What you have to do – Go through the records and copy each line where the word "Ctrl" occurs.

Excerpted data –
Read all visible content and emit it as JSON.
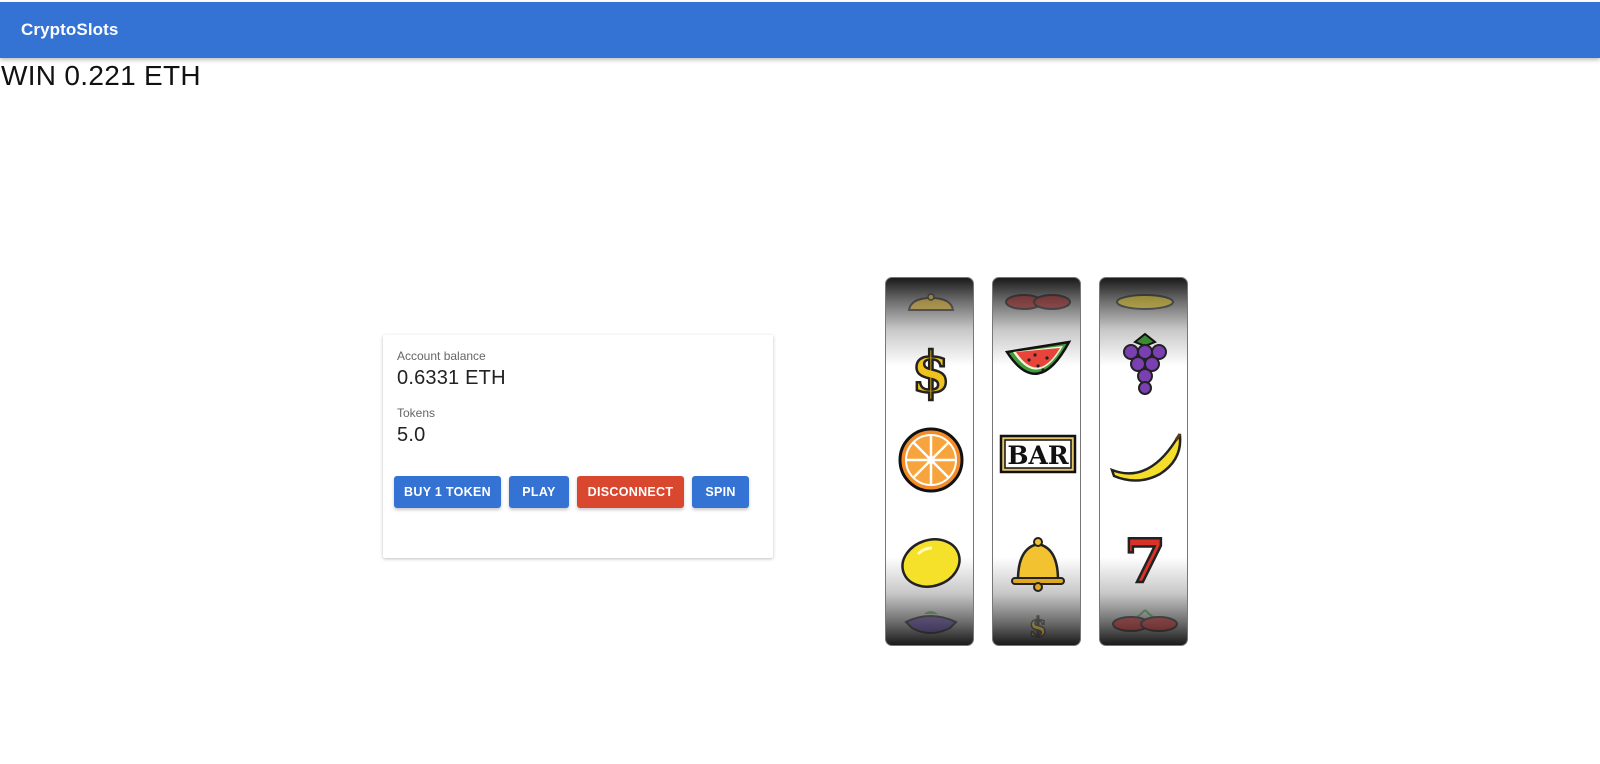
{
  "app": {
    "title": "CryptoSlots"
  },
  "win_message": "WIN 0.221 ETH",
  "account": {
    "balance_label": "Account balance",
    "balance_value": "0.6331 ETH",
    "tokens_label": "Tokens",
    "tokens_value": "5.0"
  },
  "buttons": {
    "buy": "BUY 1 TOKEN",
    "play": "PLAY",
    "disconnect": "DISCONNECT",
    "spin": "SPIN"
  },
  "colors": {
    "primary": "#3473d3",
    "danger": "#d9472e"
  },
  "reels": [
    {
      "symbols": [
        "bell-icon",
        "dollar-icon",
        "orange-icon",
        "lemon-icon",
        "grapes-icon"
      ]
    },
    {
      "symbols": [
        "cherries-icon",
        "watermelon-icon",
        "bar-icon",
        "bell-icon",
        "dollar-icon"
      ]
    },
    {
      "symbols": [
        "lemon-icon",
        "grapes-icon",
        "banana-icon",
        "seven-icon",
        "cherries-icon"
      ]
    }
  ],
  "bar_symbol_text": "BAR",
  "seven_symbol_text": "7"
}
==
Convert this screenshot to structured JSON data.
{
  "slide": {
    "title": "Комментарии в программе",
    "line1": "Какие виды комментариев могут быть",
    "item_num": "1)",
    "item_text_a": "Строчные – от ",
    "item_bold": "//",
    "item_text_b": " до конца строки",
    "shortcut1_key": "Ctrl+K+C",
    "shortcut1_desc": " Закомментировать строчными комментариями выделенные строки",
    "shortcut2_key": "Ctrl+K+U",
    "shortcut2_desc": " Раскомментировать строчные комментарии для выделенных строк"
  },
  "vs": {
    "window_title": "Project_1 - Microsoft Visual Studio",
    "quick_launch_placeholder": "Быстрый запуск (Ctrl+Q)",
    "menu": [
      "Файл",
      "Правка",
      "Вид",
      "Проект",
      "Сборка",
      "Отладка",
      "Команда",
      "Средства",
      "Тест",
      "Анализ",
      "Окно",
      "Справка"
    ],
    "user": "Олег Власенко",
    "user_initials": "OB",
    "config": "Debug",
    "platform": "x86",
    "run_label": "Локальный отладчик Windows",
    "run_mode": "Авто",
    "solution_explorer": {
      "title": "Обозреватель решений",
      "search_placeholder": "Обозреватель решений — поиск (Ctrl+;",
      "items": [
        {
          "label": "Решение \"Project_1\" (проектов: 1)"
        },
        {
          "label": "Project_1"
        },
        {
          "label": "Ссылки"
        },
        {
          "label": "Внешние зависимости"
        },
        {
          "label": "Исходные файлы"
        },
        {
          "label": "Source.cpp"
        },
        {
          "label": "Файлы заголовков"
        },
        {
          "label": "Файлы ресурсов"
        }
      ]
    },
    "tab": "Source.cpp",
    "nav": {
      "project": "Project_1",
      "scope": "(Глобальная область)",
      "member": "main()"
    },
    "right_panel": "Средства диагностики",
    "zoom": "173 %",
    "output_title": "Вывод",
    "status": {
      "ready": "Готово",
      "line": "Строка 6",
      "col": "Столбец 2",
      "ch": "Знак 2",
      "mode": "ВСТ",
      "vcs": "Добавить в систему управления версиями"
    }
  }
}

Output –
    "shortcut1_key": "Ctrl+K+C",
    "shortcut2_key": "Ctrl+K+U",
    "quick_launch_placeholder": "Быстрый запуск (Ctrl+Q)",
      "search_placeholder": "Обозреватель решений — поиск (Ctrl+;",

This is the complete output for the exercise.